Work to be completed » All of the entries should be restated word for word, but without their pictures.

___

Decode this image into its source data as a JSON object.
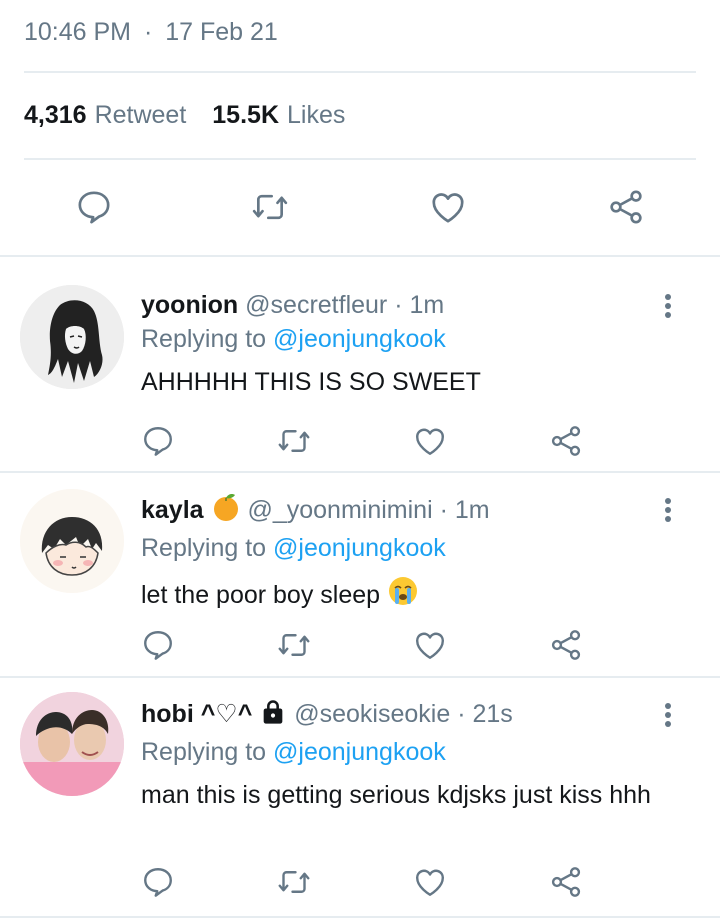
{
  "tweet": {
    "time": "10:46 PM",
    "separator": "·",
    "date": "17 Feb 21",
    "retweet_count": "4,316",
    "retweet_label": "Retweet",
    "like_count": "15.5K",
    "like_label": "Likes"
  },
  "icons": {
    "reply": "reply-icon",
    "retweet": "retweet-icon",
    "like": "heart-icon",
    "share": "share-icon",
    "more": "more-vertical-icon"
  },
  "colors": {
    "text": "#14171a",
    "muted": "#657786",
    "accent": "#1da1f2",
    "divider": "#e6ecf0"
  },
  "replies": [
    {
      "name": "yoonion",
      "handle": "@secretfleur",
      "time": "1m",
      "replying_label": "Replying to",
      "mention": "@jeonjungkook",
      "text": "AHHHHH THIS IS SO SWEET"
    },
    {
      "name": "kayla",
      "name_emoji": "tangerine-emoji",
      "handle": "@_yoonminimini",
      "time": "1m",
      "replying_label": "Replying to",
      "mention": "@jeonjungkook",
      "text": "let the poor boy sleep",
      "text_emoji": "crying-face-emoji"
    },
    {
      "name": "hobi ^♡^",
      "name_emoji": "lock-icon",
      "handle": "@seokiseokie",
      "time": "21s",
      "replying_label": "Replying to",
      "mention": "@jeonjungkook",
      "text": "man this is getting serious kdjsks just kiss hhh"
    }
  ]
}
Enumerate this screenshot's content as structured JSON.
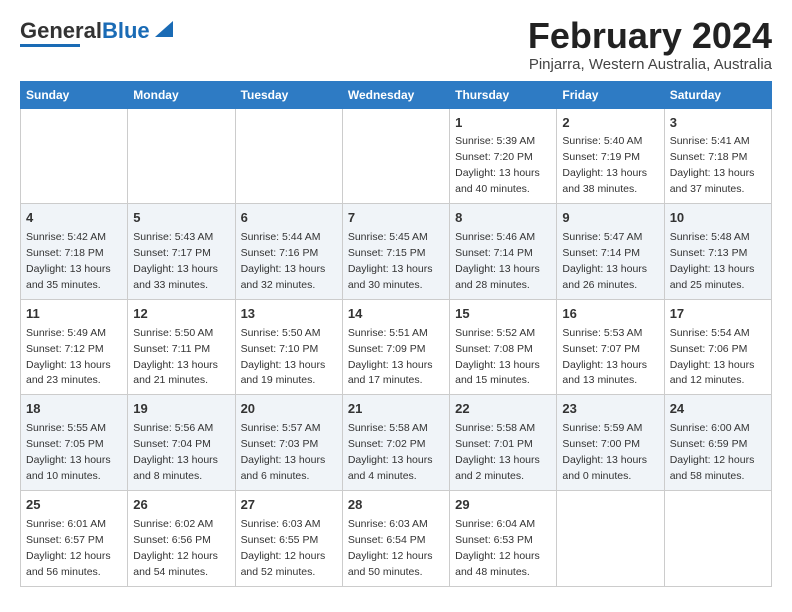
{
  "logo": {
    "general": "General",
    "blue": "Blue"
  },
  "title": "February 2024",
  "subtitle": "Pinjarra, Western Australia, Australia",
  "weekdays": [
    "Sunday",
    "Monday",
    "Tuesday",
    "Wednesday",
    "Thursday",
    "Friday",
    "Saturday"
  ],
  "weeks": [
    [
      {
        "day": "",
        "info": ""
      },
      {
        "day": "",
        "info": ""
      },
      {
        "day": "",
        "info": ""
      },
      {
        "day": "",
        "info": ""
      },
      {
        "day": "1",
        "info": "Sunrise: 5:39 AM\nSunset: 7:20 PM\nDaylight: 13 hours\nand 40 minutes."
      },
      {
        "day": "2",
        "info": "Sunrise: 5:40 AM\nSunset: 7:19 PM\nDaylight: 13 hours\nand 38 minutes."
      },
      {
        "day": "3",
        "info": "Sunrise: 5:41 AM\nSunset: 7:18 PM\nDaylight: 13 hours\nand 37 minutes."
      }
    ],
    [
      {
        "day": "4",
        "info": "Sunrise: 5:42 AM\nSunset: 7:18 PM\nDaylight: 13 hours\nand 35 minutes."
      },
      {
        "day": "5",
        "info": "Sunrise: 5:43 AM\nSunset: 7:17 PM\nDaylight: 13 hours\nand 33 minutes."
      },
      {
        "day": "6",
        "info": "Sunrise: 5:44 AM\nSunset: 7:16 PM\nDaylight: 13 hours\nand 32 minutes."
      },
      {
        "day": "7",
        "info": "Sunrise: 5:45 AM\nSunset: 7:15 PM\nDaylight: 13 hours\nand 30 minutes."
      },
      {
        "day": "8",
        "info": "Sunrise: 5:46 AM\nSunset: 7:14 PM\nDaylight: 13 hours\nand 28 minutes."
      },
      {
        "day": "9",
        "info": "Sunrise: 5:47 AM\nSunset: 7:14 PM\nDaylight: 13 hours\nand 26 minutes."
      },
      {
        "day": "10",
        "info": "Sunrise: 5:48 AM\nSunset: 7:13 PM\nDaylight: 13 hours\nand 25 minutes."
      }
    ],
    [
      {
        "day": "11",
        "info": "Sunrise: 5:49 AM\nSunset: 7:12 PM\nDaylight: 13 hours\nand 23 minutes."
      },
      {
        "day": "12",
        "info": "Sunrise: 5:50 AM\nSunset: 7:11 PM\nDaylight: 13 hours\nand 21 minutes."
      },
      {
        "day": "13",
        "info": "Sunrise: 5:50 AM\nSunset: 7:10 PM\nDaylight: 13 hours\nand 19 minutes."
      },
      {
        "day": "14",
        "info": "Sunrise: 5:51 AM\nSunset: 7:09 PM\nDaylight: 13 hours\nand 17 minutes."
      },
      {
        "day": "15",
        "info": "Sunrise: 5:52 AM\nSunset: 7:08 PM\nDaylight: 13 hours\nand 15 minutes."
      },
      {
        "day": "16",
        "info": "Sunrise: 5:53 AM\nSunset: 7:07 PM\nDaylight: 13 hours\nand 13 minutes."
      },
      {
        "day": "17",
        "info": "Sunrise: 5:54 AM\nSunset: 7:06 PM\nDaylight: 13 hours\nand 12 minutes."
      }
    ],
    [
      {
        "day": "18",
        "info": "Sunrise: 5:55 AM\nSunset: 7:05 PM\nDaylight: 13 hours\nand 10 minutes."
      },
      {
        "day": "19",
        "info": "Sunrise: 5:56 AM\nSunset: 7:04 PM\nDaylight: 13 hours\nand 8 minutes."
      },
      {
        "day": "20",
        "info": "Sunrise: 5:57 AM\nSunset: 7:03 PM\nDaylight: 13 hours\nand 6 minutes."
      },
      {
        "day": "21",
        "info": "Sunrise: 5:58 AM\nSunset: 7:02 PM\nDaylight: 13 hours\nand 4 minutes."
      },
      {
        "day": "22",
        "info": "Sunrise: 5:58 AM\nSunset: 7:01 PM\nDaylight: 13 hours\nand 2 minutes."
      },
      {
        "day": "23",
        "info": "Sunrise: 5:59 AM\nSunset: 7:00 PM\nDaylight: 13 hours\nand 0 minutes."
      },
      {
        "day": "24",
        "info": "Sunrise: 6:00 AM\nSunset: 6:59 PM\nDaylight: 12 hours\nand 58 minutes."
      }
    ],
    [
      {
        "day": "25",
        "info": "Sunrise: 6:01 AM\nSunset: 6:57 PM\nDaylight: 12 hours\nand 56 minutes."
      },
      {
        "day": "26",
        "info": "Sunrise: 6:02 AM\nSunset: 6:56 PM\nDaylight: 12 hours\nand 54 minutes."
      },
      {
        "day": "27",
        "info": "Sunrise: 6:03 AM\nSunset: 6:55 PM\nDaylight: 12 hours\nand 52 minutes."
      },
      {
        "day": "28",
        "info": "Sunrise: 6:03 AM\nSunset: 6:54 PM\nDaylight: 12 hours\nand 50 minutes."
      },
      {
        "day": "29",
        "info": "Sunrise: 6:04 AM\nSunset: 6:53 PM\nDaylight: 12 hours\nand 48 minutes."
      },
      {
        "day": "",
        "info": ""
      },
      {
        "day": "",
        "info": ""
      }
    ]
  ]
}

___

Solution to this problem »
Decode this image into its source data as a JSON object.
{
  "tweet": {
    "time": "10:46 PM",
    "separator": "·",
    "date": "17 Feb 21",
    "retweet_count": "4,316",
    "retweet_label": "Retweet",
    "like_count": "15.5K",
    "like_label": "Likes"
  },
  "icons": {
    "reply": "reply-icon",
    "retweet": "retweet-icon",
    "like": "heart-icon",
    "share": "share-icon",
    "more": "more-vertical-icon"
  },
  "colors": {
    "text": "#14171a",
    "muted": "#657786",
    "accent": "#1da1f2",
    "divider": "#e6ecf0"
  },
  "replies": [
    {
      "name": "yoonion",
      "handle": "@secretfleur",
      "time": "1m",
      "replying_label": "Replying to",
      "mention": "@jeonjungkook",
      "text": "AHHHHH THIS IS SO SWEET"
    },
    {
      "name": "kayla",
      "name_emoji": "tangerine-emoji",
      "handle": "@_yoonminimini",
      "time": "1m",
      "replying_label": "Replying to",
      "mention": "@jeonjungkook",
      "text": "let the poor boy sleep",
      "text_emoji": "crying-face-emoji"
    },
    {
      "name": "hobi ^♡^",
      "name_emoji": "lock-icon",
      "handle": "@seokiseokie",
      "time": "21s",
      "replying_label": "Replying to",
      "mention": "@jeonjungkook",
      "text": "man this is getting serious kdjsks just kiss hhh"
    }
  ]
}
Enumerate this screenshot's content as structured JSON.
{
  "logo": {
    "general": "General",
    "blue": "Blue"
  },
  "title": "February 2024",
  "subtitle": "Pinjarra, Western Australia, Australia",
  "weekdays": [
    "Sunday",
    "Monday",
    "Tuesday",
    "Wednesday",
    "Thursday",
    "Friday",
    "Saturday"
  ],
  "weeks": [
    [
      {
        "day": "",
        "info": ""
      },
      {
        "day": "",
        "info": ""
      },
      {
        "day": "",
        "info": ""
      },
      {
        "day": "",
        "info": ""
      },
      {
        "day": "1",
        "info": "Sunrise: 5:39 AM\nSunset: 7:20 PM\nDaylight: 13 hours\nand 40 minutes."
      },
      {
        "day": "2",
        "info": "Sunrise: 5:40 AM\nSunset: 7:19 PM\nDaylight: 13 hours\nand 38 minutes."
      },
      {
        "day": "3",
        "info": "Sunrise: 5:41 AM\nSunset: 7:18 PM\nDaylight: 13 hours\nand 37 minutes."
      }
    ],
    [
      {
        "day": "4",
        "info": "Sunrise: 5:42 AM\nSunset: 7:18 PM\nDaylight: 13 hours\nand 35 minutes."
      },
      {
        "day": "5",
        "info": "Sunrise: 5:43 AM\nSunset: 7:17 PM\nDaylight: 13 hours\nand 33 minutes."
      },
      {
        "day": "6",
        "info": "Sunrise: 5:44 AM\nSunset: 7:16 PM\nDaylight: 13 hours\nand 32 minutes."
      },
      {
        "day": "7",
        "info": "Sunrise: 5:45 AM\nSunset: 7:15 PM\nDaylight: 13 hours\nand 30 minutes."
      },
      {
        "day": "8",
        "info": "Sunrise: 5:46 AM\nSunset: 7:14 PM\nDaylight: 13 hours\nand 28 minutes."
      },
      {
        "day": "9",
        "info": "Sunrise: 5:47 AM\nSunset: 7:14 PM\nDaylight: 13 hours\nand 26 minutes."
      },
      {
        "day": "10",
        "info": "Sunrise: 5:48 AM\nSunset: 7:13 PM\nDaylight: 13 hours\nand 25 minutes."
      }
    ],
    [
      {
        "day": "11",
        "info": "Sunrise: 5:49 AM\nSunset: 7:12 PM\nDaylight: 13 hours\nand 23 minutes."
      },
      {
        "day": "12",
        "info": "Sunrise: 5:50 AM\nSunset: 7:11 PM\nDaylight: 13 hours\nand 21 minutes."
      },
      {
        "day": "13",
        "info": "Sunrise: 5:50 AM\nSunset: 7:10 PM\nDaylight: 13 hours\nand 19 minutes."
      },
      {
        "day": "14",
        "info": "Sunrise: 5:51 AM\nSunset: 7:09 PM\nDaylight: 13 hours\nand 17 minutes."
      },
      {
        "day": "15",
        "info": "Sunrise: 5:52 AM\nSunset: 7:08 PM\nDaylight: 13 hours\nand 15 minutes."
      },
      {
        "day": "16",
        "info": "Sunrise: 5:53 AM\nSunset: 7:07 PM\nDaylight: 13 hours\nand 13 minutes."
      },
      {
        "day": "17",
        "info": "Sunrise: 5:54 AM\nSunset: 7:06 PM\nDaylight: 13 hours\nand 12 minutes."
      }
    ],
    [
      {
        "day": "18",
        "info": "Sunrise: 5:55 AM\nSunset: 7:05 PM\nDaylight: 13 hours\nand 10 minutes."
      },
      {
        "day": "19",
        "info": "Sunrise: 5:56 AM\nSunset: 7:04 PM\nDaylight: 13 hours\nand 8 minutes."
      },
      {
        "day": "20",
        "info": "Sunrise: 5:57 AM\nSunset: 7:03 PM\nDaylight: 13 hours\nand 6 minutes."
      },
      {
        "day": "21",
        "info": "Sunrise: 5:58 AM\nSunset: 7:02 PM\nDaylight: 13 hours\nand 4 minutes."
      },
      {
        "day": "22",
        "info": "Sunrise: 5:58 AM\nSunset: 7:01 PM\nDaylight: 13 hours\nand 2 minutes."
      },
      {
        "day": "23",
        "info": "Sunrise: 5:59 AM\nSunset: 7:00 PM\nDaylight: 13 hours\nand 0 minutes."
      },
      {
        "day": "24",
        "info": "Sunrise: 6:00 AM\nSunset: 6:59 PM\nDaylight: 12 hours\nand 58 minutes."
      }
    ],
    [
      {
        "day": "25",
        "info": "Sunrise: 6:01 AM\nSunset: 6:57 PM\nDaylight: 12 hours\nand 56 minutes."
      },
      {
        "day": "26",
        "info": "Sunrise: 6:02 AM\nSunset: 6:56 PM\nDaylight: 12 hours\nand 54 minutes."
      },
      {
        "day": "27",
        "info": "Sunrise: 6:03 AM\nSunset: 6:55 PM\nDaylight: 12 hours\nand 52 minutes."
      },
      {
        "day": "28",
        "info": "Sunrise: 6:03 AM\nSunset: 6:54 PM\nDaylight: 12 hours\nand 50 minutes."
      },
      {
        "day": "29",
        "info": "Sunrise: 6:04 AM\nSunset: 6:53 PM\nDaylight: 12 hours\nand 48 minutes."
      },
      {
        "day": "",
        "info": ""
      },
      {
        "day": "",
        "info": ""
      }
    ]
  ]
}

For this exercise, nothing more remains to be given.